Sasi’s Agni Natchatiram-like action-drama — woven around warring brothers-in-law Rajasekar (Siddharth) and Madhan (GV Prakash Kumar) — is one of the best examples of casting in recent times. The story may revolve around the men, the two big-name stars, but it’s about the woman — and Lijomol Jose is terrific as Madhan’s sister Raji, who loves her brother but also sees that her husband is a good man. There are many good combination scenes for the many characters, and they bring out a riot of shades in the relationships. Usually, when two men fight over a woman, it’s a love triangle. Sivappu Manjal Pachai, though, isn’t about the triangle. It’s just about love.
Director: R. Parthiban
This drama about a murder suspect (named Masilamani) being interrogated is one of the wittiest “message movies” ever: despite the cover of crime, it’s about haves and have-nots. R Parthiban uses several devices to push the boundaries of conventional storytelling. For one, he plays Ilaiyaraaja’s music not to lazily signify “the past” (like many filmmakers do) but to shape the character of a woman who loves Ilaiyaraaja’s music. The deliberately theatrical staging breaks the fourth wall and makes “us” Masilamani’s audience. And unlike earlier one-character dramas, there are many others in the room, but we see only this one man. A stunt? Yes. But a hugely entertaining one.
Director: Vetri Maaran
When a boy from an impoverished and oppressed farming family kills a big shot, his father (Dhanush, who’s amazing) fears retribution. He flees with the boy, with the big shot’s men in pursuit. Coming right after Vetri Maaran/Dhanush’s gorgeous Vada Chennai, Asuran evokes mixed feelings. The screenplay is brilliantly cyclical — what happens in one generation finds echoes in the next — but the character arcs aren’t convincing, the timelines feel rushed, the messaging is overt, the “mass” moments look force-fitted. And yet, there’s no denying the power of the mood, the material. Vetri Maaran manages the near-impossible: within the broadest of genre constructs, he leaves behind a distinct signature.

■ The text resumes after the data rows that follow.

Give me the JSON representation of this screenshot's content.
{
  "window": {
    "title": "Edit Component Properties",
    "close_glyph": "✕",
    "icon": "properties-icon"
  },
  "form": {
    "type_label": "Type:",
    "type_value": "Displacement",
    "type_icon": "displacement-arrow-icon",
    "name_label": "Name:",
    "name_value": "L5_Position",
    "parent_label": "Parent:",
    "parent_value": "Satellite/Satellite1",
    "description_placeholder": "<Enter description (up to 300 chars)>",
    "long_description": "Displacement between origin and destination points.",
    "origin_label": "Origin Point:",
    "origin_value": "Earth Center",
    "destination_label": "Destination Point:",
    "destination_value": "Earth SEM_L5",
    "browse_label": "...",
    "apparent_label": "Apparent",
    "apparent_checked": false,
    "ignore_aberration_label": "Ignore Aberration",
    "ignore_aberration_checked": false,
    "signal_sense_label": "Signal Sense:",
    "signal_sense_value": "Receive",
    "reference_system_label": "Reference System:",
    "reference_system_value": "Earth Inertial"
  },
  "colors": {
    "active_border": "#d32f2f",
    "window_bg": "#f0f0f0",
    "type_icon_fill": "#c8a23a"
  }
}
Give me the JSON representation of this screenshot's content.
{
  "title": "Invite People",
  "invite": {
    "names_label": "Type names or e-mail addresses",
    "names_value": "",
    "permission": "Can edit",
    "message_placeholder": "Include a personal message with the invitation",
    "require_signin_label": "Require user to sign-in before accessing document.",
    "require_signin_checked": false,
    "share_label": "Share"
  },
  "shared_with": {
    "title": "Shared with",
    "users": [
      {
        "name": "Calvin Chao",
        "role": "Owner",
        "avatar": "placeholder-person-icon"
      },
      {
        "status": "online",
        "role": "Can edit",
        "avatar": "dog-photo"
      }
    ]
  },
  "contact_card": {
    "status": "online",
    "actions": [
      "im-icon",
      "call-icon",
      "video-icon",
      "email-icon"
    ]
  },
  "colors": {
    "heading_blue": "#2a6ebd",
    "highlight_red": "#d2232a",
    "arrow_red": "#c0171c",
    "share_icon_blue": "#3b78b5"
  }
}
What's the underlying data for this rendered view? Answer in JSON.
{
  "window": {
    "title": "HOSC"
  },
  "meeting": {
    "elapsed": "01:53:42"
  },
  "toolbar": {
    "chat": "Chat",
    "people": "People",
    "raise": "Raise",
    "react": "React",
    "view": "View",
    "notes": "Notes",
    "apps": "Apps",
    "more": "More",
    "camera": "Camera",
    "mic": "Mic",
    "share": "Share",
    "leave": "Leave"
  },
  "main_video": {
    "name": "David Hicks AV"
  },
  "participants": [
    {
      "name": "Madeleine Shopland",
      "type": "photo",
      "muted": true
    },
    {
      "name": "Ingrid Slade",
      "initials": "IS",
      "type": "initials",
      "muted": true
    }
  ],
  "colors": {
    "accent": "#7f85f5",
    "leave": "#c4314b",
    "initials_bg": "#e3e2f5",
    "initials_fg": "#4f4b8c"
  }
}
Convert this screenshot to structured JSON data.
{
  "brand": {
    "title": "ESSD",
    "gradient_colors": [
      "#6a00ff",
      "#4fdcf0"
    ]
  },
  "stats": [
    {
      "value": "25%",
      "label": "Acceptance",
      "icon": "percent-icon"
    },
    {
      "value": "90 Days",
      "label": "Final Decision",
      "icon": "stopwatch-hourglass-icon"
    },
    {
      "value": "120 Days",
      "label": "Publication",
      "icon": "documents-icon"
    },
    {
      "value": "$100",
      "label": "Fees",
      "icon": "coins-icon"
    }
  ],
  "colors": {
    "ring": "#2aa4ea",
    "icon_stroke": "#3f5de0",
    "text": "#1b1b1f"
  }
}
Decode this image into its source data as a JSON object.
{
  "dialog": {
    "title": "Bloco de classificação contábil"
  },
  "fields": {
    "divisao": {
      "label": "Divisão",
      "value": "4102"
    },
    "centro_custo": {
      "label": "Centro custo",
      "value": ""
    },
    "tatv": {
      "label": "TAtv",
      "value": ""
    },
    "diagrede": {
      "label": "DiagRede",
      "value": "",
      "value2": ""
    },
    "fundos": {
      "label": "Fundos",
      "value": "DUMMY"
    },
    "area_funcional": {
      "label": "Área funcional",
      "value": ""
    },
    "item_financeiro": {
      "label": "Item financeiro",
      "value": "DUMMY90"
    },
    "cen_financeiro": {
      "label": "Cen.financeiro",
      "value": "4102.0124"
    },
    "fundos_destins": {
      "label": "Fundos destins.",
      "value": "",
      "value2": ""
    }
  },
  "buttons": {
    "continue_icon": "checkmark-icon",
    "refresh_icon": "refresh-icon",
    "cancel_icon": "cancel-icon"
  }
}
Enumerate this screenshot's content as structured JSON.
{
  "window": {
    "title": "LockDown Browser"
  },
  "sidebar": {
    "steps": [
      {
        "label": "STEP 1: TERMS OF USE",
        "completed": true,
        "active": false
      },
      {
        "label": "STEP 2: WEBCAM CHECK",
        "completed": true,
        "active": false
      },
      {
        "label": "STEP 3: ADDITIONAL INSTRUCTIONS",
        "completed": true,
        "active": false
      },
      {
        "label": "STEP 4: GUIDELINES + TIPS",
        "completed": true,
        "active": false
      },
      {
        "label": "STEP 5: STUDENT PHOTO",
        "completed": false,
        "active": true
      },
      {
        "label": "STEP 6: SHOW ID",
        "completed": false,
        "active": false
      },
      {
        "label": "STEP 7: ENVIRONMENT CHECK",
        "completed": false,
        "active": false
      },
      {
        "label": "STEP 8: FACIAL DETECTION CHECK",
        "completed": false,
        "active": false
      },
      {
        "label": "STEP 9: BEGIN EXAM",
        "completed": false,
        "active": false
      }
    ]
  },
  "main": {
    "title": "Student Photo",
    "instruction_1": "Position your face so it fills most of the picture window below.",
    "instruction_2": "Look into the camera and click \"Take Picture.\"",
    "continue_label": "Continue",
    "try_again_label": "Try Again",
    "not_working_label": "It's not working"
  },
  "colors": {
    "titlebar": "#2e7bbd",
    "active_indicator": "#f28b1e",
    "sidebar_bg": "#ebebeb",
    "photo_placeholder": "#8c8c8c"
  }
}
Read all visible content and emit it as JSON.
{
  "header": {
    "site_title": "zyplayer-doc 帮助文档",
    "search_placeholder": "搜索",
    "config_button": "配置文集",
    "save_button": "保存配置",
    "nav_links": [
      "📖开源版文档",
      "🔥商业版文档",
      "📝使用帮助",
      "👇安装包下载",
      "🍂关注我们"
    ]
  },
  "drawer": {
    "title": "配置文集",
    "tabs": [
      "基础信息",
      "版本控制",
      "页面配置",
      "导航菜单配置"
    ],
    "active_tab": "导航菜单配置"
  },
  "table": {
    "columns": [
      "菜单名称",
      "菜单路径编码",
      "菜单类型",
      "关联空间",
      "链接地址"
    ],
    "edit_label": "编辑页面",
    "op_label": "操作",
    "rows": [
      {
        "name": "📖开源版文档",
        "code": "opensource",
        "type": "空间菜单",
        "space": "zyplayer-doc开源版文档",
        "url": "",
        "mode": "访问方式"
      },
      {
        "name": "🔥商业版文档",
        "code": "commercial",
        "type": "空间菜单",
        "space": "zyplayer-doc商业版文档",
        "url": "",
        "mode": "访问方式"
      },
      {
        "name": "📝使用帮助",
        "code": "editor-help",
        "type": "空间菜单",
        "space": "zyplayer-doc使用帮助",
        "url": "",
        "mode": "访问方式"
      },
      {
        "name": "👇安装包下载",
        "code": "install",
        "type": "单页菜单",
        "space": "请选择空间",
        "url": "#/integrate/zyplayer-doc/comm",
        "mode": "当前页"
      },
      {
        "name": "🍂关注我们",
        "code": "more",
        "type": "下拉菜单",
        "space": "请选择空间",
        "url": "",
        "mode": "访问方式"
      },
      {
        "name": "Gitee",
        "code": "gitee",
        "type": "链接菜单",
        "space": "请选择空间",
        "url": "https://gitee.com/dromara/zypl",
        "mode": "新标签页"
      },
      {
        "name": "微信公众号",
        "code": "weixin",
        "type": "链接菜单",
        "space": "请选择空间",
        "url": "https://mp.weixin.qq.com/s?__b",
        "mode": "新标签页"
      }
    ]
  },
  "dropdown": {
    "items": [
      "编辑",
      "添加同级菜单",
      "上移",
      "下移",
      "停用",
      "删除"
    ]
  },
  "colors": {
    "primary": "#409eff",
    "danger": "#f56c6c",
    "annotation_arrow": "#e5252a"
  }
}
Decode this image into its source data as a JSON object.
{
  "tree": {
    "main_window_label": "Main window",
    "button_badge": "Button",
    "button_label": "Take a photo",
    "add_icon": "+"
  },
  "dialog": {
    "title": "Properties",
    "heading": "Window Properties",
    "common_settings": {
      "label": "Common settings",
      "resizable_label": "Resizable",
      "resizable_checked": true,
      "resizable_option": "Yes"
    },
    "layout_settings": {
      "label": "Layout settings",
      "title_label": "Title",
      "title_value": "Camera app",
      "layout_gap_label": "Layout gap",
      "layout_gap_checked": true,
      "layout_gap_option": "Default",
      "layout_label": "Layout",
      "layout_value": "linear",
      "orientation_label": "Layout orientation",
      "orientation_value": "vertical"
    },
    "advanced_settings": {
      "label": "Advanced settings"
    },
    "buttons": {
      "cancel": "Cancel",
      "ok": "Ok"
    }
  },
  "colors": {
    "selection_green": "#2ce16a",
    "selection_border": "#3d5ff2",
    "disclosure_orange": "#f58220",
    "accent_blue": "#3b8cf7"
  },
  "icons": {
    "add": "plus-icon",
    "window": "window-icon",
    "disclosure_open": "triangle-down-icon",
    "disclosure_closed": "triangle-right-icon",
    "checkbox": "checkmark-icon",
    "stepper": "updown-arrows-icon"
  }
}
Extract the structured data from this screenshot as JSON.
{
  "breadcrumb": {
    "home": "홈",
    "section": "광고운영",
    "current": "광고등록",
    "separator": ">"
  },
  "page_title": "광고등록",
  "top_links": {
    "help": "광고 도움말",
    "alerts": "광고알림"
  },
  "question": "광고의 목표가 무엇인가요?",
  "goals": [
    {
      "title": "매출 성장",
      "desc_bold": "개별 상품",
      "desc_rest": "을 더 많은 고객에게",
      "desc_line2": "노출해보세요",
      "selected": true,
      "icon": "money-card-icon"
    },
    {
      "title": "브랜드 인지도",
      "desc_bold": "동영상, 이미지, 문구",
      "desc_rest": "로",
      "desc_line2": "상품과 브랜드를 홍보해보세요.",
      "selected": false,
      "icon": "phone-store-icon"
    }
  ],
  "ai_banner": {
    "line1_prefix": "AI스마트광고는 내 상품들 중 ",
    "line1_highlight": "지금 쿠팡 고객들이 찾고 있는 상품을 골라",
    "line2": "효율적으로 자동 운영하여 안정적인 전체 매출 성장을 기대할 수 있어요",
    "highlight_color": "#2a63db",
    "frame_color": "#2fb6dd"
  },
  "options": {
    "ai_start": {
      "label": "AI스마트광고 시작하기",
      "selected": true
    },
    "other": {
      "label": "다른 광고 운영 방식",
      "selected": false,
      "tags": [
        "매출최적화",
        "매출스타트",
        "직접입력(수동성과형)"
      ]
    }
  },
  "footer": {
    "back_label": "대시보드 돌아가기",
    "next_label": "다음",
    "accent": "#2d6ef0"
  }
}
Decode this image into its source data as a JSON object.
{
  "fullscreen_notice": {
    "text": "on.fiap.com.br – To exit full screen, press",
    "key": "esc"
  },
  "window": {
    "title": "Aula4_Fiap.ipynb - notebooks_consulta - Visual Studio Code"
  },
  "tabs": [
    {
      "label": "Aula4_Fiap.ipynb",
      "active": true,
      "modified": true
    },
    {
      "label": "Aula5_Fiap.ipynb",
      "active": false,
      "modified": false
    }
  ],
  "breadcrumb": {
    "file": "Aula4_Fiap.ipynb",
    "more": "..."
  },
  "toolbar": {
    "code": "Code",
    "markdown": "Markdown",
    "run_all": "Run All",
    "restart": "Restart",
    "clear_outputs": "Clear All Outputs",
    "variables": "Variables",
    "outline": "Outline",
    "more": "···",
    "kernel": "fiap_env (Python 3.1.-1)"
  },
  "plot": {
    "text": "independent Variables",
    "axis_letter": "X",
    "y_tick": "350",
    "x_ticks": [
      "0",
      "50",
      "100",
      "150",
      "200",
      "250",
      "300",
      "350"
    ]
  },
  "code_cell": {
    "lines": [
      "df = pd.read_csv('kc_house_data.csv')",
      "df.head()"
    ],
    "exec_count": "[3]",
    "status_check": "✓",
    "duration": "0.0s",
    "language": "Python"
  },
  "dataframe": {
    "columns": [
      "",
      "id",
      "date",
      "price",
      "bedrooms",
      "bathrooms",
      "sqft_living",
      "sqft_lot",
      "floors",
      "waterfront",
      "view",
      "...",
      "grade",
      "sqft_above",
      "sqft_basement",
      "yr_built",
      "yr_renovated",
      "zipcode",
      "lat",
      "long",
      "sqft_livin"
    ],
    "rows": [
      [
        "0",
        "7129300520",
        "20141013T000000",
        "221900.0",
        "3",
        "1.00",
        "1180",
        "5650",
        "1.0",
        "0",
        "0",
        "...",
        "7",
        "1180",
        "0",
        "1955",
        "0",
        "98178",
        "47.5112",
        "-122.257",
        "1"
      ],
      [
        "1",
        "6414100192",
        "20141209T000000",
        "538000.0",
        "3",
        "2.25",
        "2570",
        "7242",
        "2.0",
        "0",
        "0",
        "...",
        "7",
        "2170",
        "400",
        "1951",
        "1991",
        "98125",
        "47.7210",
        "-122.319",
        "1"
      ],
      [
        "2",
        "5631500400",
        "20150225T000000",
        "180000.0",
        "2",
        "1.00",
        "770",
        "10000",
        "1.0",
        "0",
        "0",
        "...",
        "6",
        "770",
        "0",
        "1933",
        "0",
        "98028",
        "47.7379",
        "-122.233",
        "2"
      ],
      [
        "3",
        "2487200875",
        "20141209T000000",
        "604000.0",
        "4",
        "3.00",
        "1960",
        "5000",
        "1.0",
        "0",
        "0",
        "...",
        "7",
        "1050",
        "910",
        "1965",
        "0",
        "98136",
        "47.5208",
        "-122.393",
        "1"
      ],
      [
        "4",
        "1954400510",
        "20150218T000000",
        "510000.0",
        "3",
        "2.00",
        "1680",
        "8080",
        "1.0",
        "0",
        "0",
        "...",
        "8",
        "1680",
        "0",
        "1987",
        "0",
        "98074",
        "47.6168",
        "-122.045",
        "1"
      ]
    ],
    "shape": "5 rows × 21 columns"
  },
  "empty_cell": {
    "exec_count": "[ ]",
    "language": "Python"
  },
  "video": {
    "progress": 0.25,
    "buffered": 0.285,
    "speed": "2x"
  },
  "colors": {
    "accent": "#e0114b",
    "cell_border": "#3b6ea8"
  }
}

KD Engira Karuppudurai
There is this custom called thalaikoothal, a kind of euthanasia for the aged arranged by the family. If this is the impending plight of the aged protagonist (Mu Ramaswamy), what might be the tone of the ensuing movie? Few among you would say “a lot of laugh-out-loud comedy”, but that’s what writer-director Madhumitha has accomplished with impressive restraint, aided by the crackling chemistry between the old man and a young orphan (Naga Vishal). KD is the kind of movie you wish we got more often: serious enough to be about something, yet not taking itself too seriously. It’s the reverse of the cycle of existence. It begins with death and ends up filled with life.
Irandam Ulagaporin Kadaisi Gundu
Director: Athiyan Athirai
This fabulously titled film, starring Dinesh, is about caste. It’s about “landless” migrant labourers. It’s about unionisation. It’s about a crusade. It’s about all the things you expect in a Pa. Ranjith production. But it’s also part road-movie, part message-movie, part thriller (a missing bomb!), part romance, part black comedy (imagine an agent of mass destruction worshipped as a god!), part regular comedy (an uproarious Munishkanth), part surreal social tract — all slapped together in a blazing stream-of-consciousness style by writer-director Athiyan Athirai. This is a very impressive debut, which works hard, really hard, to earn the space for its messages.